(Information given)

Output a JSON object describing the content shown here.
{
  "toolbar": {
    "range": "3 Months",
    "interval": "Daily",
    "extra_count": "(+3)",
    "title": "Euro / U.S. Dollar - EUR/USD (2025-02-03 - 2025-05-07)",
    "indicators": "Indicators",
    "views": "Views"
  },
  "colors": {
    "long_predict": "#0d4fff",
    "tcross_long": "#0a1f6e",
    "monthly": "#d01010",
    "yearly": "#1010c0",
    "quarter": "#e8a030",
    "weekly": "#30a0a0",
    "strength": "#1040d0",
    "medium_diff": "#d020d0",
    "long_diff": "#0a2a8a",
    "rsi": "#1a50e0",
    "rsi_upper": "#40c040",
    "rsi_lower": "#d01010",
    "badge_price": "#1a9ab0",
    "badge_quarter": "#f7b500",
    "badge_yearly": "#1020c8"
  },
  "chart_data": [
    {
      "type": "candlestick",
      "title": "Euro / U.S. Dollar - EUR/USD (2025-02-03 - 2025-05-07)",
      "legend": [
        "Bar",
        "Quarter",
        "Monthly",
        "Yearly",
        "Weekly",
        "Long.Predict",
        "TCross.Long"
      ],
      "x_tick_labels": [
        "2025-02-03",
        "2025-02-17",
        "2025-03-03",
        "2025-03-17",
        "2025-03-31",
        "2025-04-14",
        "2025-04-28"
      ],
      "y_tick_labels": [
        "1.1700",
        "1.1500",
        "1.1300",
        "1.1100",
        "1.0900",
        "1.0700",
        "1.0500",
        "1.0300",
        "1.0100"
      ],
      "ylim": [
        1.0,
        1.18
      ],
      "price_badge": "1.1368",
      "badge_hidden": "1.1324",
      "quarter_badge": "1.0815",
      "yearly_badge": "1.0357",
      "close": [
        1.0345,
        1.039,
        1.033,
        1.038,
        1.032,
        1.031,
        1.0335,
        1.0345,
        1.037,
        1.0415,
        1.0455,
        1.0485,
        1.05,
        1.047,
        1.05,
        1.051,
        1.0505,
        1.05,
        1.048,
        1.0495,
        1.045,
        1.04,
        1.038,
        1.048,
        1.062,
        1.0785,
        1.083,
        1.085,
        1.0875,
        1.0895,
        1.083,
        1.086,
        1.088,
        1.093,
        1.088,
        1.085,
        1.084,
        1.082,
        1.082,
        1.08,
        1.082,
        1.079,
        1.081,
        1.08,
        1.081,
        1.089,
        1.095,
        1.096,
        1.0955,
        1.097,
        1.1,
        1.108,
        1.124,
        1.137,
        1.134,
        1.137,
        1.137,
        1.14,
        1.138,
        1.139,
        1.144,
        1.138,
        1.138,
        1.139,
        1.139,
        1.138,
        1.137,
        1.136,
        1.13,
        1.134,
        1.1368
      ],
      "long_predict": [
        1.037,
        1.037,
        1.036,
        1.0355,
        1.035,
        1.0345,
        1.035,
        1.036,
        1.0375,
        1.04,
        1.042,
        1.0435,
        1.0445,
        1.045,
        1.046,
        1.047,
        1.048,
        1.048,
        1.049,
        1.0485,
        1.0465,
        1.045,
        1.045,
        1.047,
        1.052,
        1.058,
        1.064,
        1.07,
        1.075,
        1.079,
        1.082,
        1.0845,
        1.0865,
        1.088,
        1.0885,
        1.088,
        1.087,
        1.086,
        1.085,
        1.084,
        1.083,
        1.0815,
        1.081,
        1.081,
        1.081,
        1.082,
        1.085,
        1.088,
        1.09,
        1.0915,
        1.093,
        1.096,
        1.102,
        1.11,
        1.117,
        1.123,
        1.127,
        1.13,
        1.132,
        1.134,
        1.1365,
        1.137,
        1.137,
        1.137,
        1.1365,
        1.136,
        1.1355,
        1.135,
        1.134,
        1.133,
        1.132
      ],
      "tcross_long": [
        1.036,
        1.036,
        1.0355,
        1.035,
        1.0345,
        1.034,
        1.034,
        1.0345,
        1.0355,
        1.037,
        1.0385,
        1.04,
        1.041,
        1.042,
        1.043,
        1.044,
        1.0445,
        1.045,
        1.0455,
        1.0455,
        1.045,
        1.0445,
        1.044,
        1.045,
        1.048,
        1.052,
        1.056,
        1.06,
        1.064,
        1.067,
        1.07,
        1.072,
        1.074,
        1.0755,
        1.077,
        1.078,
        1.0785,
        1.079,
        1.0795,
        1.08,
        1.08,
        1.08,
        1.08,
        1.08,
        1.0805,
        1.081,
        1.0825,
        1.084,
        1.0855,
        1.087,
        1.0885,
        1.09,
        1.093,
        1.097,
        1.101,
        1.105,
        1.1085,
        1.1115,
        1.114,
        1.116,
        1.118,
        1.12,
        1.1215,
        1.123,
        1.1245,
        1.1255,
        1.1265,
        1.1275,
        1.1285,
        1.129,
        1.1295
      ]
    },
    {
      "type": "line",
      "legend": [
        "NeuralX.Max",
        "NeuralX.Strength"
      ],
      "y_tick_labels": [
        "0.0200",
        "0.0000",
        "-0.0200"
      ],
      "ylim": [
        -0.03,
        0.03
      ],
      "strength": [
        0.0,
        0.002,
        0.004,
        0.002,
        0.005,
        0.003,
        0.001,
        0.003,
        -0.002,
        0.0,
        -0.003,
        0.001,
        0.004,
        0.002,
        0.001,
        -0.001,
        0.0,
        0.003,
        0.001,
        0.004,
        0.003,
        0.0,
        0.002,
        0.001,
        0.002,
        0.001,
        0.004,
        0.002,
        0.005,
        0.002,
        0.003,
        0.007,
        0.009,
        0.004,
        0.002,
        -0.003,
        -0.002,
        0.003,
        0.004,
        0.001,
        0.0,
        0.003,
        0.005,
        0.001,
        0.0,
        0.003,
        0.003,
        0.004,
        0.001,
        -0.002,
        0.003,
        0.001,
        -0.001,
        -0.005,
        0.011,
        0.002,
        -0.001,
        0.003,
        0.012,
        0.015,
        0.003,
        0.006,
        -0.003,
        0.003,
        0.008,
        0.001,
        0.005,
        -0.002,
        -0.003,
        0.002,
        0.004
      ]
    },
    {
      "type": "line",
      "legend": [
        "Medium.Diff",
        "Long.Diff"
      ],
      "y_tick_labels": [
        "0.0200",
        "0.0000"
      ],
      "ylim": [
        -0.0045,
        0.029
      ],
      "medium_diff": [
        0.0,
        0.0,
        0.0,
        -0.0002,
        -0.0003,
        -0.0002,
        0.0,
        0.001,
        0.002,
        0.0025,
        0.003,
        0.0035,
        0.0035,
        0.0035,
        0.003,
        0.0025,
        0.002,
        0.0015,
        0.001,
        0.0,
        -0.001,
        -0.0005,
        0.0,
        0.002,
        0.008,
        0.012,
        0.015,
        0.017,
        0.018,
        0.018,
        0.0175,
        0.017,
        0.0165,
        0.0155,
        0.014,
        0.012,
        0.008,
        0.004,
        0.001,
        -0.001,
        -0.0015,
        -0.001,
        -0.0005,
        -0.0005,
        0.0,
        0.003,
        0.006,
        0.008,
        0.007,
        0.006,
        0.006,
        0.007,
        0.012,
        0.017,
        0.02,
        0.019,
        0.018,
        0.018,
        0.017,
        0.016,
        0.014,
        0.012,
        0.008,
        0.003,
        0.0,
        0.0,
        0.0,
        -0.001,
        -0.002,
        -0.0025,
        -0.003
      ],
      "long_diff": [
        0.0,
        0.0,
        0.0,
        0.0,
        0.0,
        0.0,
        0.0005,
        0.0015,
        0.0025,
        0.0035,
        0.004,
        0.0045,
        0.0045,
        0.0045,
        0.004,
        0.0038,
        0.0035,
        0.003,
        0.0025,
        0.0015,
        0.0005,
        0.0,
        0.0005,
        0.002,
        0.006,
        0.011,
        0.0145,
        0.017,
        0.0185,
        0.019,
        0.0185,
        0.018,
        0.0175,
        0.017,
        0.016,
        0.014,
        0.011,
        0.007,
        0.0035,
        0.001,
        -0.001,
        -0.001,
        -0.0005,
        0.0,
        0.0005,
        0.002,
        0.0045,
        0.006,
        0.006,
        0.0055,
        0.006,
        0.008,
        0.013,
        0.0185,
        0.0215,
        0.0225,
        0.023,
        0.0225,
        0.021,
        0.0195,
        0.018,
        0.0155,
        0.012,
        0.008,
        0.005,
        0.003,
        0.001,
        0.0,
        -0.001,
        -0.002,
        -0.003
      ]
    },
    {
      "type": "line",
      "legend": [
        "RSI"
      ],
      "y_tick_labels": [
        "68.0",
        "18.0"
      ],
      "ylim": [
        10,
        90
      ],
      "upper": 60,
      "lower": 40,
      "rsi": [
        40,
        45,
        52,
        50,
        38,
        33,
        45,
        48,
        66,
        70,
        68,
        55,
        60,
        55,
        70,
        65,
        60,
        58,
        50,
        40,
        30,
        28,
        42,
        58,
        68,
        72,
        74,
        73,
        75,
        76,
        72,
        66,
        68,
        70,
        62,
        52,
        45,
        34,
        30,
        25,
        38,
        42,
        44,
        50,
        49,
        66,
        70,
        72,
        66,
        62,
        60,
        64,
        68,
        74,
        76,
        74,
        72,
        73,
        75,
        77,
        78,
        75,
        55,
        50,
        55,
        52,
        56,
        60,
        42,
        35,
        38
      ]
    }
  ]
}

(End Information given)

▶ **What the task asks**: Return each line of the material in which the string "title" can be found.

▶ **Written answer**:
    "title": "Euro / U.S. Dollar - EUR/USD (2025-02-03 - 2025-05-07)",
      "title": "Euro / U.S. Dollar - EUR/USD (2025-02-03 - 2025-05-07)",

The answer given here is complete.